Assignment - Go over the lines below, and when one contains the word "JSON", copy it.

(Beginning of Data)

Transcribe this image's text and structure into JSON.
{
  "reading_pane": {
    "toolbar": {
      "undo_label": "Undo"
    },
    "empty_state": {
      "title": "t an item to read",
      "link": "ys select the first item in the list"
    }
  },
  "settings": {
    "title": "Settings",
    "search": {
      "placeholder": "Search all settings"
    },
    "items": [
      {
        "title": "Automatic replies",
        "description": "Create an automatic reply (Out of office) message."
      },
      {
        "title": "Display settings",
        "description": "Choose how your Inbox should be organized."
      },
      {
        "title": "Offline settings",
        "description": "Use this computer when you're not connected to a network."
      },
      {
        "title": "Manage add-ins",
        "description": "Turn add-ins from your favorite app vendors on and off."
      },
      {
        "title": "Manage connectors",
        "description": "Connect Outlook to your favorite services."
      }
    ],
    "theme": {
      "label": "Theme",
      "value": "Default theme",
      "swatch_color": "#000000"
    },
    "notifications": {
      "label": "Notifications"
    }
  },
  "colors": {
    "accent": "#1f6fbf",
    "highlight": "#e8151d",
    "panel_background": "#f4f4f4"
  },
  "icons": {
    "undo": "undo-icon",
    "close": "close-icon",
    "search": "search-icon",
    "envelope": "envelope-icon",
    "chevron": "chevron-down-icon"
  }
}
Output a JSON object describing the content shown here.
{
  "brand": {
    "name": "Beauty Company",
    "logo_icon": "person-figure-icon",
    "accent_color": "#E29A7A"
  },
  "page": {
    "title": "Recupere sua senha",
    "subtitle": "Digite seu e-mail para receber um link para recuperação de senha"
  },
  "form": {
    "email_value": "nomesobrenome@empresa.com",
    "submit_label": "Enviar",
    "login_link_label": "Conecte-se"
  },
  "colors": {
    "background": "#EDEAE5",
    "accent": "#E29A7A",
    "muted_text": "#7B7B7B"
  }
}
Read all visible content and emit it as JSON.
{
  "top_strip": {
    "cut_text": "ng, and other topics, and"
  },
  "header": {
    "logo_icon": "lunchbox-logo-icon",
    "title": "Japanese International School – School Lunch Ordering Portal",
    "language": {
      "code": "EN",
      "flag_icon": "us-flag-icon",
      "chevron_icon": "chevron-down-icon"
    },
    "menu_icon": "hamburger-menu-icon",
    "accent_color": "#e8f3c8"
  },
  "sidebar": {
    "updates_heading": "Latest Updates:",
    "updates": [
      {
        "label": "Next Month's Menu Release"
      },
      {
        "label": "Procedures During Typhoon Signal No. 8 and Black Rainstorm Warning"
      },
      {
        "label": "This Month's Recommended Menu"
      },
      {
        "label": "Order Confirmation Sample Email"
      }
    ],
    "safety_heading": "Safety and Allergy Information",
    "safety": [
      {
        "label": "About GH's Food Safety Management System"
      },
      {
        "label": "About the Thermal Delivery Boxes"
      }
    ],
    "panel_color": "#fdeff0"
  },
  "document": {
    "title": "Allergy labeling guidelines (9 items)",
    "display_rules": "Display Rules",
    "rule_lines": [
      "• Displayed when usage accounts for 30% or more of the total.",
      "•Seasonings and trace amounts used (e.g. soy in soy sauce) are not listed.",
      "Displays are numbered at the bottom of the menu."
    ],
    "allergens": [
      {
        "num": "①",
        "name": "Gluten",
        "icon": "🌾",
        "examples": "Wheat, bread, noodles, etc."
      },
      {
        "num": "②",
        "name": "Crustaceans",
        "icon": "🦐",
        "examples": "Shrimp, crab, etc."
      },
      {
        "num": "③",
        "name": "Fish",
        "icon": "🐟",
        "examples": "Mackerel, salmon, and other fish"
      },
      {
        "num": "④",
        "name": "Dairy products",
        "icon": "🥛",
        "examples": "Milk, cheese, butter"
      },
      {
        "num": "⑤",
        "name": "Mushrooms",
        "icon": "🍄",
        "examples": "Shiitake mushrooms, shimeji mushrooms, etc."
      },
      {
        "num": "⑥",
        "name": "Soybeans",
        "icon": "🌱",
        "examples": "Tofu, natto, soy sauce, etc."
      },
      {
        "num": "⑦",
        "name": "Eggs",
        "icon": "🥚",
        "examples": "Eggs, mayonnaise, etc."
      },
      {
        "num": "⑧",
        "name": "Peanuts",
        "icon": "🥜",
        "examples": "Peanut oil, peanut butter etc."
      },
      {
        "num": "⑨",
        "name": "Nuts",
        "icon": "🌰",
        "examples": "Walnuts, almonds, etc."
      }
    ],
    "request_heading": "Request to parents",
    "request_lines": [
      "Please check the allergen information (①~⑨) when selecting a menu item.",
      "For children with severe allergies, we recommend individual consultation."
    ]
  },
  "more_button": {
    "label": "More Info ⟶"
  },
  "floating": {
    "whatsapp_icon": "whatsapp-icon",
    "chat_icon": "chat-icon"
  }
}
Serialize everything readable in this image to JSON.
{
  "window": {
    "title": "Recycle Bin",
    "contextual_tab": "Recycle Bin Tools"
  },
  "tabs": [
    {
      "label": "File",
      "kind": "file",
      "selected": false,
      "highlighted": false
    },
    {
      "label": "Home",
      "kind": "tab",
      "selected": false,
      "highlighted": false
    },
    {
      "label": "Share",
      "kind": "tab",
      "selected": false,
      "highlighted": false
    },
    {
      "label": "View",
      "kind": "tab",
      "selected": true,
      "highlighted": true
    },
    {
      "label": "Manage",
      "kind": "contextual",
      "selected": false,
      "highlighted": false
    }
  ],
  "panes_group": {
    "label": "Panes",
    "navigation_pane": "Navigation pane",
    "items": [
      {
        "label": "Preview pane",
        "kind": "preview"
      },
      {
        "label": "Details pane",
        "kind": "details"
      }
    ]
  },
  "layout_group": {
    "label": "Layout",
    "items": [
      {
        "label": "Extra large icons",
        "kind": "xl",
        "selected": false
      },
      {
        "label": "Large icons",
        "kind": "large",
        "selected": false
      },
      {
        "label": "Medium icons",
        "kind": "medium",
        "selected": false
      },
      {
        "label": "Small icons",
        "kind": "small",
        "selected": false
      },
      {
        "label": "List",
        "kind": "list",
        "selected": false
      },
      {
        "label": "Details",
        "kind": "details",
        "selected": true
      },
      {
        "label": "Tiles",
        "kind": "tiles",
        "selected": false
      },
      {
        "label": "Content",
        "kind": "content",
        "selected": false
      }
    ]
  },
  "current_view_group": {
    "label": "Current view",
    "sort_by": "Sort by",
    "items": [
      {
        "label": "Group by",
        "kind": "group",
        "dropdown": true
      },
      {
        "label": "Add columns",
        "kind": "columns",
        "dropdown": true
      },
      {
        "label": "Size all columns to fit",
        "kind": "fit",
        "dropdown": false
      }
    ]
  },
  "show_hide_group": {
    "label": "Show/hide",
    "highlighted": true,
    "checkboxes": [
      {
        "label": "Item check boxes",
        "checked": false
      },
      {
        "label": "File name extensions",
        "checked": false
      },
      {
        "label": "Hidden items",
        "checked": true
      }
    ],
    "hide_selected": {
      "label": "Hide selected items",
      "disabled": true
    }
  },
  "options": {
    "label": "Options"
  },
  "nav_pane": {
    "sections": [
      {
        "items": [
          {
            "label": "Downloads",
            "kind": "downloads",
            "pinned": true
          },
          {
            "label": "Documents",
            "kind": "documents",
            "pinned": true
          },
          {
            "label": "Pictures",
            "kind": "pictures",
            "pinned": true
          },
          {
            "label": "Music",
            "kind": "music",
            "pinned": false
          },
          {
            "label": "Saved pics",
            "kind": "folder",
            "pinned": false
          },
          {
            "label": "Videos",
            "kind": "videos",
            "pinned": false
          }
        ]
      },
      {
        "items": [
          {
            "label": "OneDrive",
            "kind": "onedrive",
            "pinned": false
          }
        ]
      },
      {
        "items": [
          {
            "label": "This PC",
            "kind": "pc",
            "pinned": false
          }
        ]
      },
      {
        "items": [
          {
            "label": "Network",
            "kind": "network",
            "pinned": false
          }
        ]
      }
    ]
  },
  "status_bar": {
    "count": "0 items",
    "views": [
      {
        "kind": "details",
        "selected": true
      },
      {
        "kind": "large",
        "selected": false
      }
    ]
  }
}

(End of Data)

Written response -
Transcribe this image's text and structure into JSON.
Output a JSON object describing the content shown here.
Read all visible content and emit it as JSON.
Serialize everything readable in this image to JSON.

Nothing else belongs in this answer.